=== Your task ===
Scan the entries below. Return every line that includes "subtitle".

=== Dataset entries ===
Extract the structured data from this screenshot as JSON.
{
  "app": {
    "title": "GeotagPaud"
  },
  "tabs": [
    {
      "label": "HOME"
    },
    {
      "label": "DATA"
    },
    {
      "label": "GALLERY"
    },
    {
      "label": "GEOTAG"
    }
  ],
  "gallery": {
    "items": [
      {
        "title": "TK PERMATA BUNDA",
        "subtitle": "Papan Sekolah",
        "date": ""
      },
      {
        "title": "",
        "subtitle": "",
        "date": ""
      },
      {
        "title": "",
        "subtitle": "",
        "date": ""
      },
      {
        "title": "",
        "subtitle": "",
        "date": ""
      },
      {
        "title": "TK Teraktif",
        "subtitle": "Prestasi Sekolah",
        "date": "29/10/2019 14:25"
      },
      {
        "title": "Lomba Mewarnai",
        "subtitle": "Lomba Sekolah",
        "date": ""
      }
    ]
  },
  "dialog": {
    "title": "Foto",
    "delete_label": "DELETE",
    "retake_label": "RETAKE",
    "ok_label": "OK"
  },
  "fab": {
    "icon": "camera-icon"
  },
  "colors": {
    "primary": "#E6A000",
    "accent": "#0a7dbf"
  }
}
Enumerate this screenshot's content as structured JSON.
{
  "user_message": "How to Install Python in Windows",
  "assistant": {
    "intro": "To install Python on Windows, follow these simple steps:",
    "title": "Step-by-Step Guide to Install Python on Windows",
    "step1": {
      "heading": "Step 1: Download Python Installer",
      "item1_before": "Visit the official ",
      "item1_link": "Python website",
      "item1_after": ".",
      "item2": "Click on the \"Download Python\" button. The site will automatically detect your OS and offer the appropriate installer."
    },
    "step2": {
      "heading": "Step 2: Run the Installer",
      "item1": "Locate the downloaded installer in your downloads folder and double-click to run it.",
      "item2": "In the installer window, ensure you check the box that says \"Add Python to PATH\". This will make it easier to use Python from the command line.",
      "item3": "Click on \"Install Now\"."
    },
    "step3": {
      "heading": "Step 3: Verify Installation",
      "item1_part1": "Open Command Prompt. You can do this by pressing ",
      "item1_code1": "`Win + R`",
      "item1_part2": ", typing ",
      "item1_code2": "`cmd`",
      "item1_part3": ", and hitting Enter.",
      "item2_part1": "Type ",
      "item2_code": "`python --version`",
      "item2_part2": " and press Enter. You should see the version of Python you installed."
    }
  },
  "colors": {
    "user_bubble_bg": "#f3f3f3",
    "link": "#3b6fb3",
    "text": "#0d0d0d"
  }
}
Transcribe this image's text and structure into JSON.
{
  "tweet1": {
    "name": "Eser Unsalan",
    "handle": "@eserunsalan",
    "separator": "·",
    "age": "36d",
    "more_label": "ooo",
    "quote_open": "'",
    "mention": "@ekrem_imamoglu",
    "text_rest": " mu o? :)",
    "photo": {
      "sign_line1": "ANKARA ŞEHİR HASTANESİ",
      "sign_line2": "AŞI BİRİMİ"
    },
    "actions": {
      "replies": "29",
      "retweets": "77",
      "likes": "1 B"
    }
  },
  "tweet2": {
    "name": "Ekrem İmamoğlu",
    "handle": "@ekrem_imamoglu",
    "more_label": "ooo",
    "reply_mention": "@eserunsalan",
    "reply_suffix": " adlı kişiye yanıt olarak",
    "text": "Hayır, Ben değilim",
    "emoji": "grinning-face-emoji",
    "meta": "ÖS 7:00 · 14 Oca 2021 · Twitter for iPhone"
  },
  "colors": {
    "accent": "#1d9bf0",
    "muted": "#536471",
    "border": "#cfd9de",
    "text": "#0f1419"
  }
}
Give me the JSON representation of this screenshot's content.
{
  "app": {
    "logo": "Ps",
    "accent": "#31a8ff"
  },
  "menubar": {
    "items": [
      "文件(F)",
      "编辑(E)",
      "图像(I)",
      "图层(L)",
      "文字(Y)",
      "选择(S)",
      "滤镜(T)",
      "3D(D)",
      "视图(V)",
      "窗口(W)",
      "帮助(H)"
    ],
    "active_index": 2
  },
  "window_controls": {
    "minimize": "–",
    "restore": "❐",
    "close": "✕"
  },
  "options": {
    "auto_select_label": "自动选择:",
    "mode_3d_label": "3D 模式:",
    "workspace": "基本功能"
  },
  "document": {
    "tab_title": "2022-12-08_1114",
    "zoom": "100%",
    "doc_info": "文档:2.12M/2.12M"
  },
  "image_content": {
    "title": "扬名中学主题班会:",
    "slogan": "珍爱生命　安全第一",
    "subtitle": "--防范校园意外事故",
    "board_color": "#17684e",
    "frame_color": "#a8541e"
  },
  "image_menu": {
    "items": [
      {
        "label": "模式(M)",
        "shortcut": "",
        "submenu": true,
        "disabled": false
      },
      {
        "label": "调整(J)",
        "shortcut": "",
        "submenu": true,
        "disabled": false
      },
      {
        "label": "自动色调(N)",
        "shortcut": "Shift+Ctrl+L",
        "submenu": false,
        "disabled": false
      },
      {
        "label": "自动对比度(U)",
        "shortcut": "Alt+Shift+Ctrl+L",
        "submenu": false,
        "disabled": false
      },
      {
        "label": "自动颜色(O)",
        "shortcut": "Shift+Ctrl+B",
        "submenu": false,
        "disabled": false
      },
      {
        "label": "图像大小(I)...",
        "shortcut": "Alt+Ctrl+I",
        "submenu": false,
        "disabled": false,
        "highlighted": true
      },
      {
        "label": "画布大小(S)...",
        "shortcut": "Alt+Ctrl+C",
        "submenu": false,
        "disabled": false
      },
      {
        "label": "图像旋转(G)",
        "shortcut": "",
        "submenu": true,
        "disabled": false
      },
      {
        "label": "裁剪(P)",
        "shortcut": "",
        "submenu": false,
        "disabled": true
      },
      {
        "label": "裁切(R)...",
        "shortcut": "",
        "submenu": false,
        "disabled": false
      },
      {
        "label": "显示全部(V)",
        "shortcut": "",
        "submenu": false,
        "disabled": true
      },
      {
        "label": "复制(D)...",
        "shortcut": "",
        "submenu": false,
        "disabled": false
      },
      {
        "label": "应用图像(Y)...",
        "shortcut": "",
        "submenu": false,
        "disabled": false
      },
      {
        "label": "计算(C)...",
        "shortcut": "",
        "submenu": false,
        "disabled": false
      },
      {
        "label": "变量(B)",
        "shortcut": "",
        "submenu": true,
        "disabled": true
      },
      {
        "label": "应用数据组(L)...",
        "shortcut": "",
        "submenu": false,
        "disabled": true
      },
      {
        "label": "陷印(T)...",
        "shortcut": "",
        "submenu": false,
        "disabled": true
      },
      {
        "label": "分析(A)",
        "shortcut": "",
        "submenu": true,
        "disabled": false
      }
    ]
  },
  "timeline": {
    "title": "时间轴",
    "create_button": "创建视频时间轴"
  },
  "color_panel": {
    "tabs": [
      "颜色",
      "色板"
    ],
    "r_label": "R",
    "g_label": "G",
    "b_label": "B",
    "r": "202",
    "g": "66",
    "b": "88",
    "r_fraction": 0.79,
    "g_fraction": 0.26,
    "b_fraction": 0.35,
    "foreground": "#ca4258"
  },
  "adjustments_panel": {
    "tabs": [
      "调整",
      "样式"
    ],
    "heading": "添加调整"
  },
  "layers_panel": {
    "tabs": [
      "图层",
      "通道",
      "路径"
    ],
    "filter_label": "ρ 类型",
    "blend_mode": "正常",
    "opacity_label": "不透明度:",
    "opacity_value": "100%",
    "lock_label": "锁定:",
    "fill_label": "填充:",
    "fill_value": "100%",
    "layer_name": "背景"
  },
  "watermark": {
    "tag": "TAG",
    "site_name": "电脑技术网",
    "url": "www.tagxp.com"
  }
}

=== Reply to the task ===
        "subtitle": "Papan Sekolah",
        "subtitle": "",
        "subtitle": "",
        "subtitle": "",
        "subtitle": "Prestasi Sekolah",
        "subtitle": "Lomba Sekolah",
    "subtitle": "--防范校园意外事故",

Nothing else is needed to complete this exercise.